necessary to resolve the Motion to Withdraw the guilty pleas,
as the Government conceded that its evidence did not show
that Defendants conspired to violate one subsection of 18
U.S.C. § 1960(b)(1), but nonetheless did show that they
had conspired to violate another subsection. See id.
neither Defendant has actually been “convicted of an
offense in violation of section . . . 1960 of [Title
18].” 18 U.S.C. § 982(a)(1). Conspiracy to commit
a criminal offense is a crime that belongs to a class of
crimes called inchoate crimes, and it is a separate crime
from the underlying offense itself. See Iannelli v.
United States, 420 U.S. 770, 777-779 (1975) (explaining
why conspiracy and the underlying offense are considered
separate offenses and that the Supreme Court has consistently
attributed to Congress “a tacit purpose -- in the
absence of any inconsistent expression -- to maintain a
long-established distinction between offenses essentially
different”). As explained above, the forfeiture statute
upon which the Government relies provides for forfeiture only
when a person is “convicted of an offense in
violation of section 1956, 1957, or 1960 of this
title.” 18 U.S.C. § 982(a)(1) (emphasis

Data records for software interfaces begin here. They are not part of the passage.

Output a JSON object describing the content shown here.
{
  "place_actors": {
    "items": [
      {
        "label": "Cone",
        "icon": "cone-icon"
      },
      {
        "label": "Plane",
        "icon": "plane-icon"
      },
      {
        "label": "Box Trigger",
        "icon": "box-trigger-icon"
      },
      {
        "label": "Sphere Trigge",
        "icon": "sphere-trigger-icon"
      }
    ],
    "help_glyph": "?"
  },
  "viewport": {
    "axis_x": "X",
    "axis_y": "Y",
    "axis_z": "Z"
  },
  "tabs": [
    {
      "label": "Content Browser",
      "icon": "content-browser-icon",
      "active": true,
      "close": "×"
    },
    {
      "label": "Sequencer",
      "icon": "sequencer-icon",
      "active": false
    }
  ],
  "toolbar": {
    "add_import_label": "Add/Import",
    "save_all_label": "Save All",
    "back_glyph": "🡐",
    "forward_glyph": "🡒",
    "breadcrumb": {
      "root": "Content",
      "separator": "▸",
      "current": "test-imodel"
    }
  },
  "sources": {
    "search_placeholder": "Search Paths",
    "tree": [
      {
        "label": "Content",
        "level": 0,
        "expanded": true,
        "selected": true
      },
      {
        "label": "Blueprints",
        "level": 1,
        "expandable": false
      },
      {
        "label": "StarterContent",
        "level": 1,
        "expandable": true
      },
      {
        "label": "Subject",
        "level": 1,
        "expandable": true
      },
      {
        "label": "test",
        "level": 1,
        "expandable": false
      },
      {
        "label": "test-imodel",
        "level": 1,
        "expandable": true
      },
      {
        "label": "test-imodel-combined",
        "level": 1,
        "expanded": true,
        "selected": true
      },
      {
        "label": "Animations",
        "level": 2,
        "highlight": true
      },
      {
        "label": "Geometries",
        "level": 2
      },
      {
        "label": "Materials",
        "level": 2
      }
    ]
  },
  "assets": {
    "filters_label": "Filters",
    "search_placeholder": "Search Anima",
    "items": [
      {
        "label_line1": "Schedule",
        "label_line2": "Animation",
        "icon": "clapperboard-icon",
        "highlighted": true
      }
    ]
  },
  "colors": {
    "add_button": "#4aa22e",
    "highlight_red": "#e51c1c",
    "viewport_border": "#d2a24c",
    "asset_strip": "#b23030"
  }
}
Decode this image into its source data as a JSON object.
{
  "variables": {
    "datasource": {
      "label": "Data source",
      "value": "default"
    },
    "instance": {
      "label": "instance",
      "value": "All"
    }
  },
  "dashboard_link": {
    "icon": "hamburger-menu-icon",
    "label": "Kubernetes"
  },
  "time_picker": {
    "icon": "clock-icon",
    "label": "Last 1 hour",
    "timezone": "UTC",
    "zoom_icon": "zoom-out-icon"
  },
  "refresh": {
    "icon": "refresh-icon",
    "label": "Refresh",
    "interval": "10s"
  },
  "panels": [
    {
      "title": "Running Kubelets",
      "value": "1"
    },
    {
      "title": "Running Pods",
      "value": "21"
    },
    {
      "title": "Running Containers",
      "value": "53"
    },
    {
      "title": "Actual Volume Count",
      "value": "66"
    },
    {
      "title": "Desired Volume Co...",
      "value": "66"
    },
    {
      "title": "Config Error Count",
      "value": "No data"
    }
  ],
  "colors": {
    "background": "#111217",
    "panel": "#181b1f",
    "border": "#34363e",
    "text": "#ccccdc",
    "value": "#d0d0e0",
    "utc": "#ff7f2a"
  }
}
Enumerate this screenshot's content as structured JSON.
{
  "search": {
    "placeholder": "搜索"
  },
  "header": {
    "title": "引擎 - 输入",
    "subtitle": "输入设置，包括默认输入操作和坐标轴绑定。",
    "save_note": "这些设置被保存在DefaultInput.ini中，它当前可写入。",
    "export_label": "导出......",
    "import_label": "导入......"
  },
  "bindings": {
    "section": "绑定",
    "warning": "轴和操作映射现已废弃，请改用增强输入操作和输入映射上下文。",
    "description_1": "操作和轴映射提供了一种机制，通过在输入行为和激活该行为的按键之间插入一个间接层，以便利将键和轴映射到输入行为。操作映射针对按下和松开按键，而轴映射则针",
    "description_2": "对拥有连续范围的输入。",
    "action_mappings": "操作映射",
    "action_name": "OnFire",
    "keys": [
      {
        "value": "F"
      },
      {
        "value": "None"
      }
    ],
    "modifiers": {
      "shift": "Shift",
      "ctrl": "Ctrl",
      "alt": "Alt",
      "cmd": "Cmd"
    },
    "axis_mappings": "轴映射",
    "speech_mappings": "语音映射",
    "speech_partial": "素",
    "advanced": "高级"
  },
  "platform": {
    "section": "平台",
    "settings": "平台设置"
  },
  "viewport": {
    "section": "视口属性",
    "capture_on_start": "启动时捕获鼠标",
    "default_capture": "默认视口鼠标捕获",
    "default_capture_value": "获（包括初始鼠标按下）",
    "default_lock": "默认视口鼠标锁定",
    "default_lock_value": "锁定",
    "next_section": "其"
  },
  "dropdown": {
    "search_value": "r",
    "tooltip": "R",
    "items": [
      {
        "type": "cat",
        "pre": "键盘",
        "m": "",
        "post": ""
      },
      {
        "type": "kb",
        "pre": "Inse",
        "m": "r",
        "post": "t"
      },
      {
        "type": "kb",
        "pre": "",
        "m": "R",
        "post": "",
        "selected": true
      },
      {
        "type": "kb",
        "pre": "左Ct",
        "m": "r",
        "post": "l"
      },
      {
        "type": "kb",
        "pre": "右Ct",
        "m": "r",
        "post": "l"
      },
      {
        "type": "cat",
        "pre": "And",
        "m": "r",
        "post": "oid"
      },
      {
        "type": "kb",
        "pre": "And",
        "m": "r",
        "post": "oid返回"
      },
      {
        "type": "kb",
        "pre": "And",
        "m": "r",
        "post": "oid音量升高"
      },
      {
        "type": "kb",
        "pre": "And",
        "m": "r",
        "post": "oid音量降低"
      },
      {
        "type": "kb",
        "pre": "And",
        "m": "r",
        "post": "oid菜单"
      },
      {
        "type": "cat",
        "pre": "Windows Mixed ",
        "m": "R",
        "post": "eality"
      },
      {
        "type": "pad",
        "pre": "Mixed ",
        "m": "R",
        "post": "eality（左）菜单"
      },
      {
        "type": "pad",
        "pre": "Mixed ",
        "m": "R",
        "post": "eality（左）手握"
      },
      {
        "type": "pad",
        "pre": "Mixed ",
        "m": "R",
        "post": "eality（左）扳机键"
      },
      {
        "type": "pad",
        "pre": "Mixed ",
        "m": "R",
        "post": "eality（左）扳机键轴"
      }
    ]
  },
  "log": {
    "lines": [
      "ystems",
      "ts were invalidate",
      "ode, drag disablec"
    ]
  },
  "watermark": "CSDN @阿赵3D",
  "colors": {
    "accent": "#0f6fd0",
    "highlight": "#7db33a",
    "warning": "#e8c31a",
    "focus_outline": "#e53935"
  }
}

added). Other subsections of that same statute expressly
provide for forfeiture for commission of certain federal
crimes or conspiracy to commit those crimes,
indicating that if Congress intended to provide for criminal
forfeiture for conspiring to violate 18 U.S.C. §§
1956, 1957, or 1960, it would have expressly done so like it
did for these other crimes. See 18 U.S.C.§
982(a)(2), (5), (6), and (8).
Court finds that reading subsection (a)(1) of 18 U.S.C.
§ 983 to provide for forfeiture for both an underlying
violation of 18 U.S.C. § 1960 and a conspiracy to
violate that provision under 18 U.S.C. § 371 when other
subsections of 18 U.S.C. § 983(a) expressly provide for
forfeiture for the crime of conspiracy violates the canons of
construction that (1) statutes should be interpreted as a
whole and (2) statutes should be interpreted to avoid
rendering any part of their language superfluous. See
United Sav. Ass'n of Tex. v. Timbers of Inwood Forest
Assocs., 484 U.S. 365, 371 (1988) (“statutory
construction . . . is a holistic endeavor, ” requiring
that statutory provisions be read as part of a whole and not
in isolation); see Corley v. United States, 556 U.S.
303, 314 (2009) (“a statute should be construed so that
effect is given to all its provisions, so that no part will
be inoperative or superfluous, void or insignificant”).
Additionally, all forfeiture ...